IT security

Protect non-computer information. Your paper-based files, bank statements, passport, and credit card statements provide ample
HIPAA... Have you heard of it? Has your IT vendor heard of it? I'm pretty sure that at this point in time you have heard of it. You may actually be very familiar with HIPAA and what it's intended for.
1. Most notably: Third Party Relationships: Risk Management Guidance. Bulletin OCC-2013-29. Office of the Comptroller of
How can your company learn from the U.S. Secret Service's mistakes? Start by developing basic information security guidelines with respect to who can access sensitive data (such as personnel files or other confidential data) within your organization.
"To me, the most frustrating thing is when people treat privacy and security as if they are trade-offs."
the hard lesson learned from this exercise is the ability to identify those people whom I can add to my short list of truly trusted advisors and add myself to my superior's list of truly trusted advisors.
http://www.psmag.com/health-and-behavior/identity-is-lost-without-a-moral-compass References: Let's try a business scenario
Whether consumers choose privacy over convenience is one of the "central questions of our time."
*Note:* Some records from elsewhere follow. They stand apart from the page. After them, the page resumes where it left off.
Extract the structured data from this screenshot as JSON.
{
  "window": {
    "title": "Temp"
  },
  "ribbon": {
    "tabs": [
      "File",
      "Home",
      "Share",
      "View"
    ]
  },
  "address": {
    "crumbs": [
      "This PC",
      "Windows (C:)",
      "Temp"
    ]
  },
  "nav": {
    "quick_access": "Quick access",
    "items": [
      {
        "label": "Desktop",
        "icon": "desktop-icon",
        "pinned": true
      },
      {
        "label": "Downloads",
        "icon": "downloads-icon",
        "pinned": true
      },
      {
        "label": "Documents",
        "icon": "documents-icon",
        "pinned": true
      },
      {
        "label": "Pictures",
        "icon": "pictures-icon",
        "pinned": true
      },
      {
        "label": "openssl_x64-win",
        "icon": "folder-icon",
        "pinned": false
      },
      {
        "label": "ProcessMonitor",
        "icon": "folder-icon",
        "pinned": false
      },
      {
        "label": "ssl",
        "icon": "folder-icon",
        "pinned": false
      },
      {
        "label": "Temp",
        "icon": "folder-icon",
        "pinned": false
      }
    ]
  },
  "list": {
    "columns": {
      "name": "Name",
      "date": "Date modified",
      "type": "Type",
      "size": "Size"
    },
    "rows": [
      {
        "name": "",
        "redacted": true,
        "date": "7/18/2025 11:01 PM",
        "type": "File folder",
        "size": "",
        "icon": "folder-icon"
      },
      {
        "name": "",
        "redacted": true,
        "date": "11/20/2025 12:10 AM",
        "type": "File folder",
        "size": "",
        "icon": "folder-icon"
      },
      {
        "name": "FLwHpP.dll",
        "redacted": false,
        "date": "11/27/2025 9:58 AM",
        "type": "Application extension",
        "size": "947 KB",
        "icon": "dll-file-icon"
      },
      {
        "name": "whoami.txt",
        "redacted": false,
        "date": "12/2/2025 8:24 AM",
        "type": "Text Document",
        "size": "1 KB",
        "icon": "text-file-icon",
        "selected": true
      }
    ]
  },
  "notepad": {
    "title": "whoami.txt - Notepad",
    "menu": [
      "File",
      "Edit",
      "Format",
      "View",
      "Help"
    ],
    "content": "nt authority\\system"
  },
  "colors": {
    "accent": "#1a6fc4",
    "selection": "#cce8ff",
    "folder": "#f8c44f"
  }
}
The road to our connected future may be paved with good intentions, but it may not be secure enough to drive on. As reporter
What should have been a trustworthy digital service has been compromised, in the latest sign that the U.S. government can't
Compliance has become a checklist that doesn't align quite right with the dark underground of highly motivated, skilled attackers. That's where security comes in - something security practitioners should be doing more of.
It is beyond refute that for every email sent, there's an excellent chance that someone, or many persons, may have kept a copy.
In this environment, enter universities that are designing degrees, creating knowledge, framing debates, and developing solutions about pressing issues (before, during, and after they become problems). Take cyber security.
The director of the National Security Agency said Thursday that the agency has found a way to prevent further leaks about American surveillance by replacing nearly all its system administrators with machines.
Alexander added, “The intent of what we’re now doing is to come up with ways that limit what people can take, what data they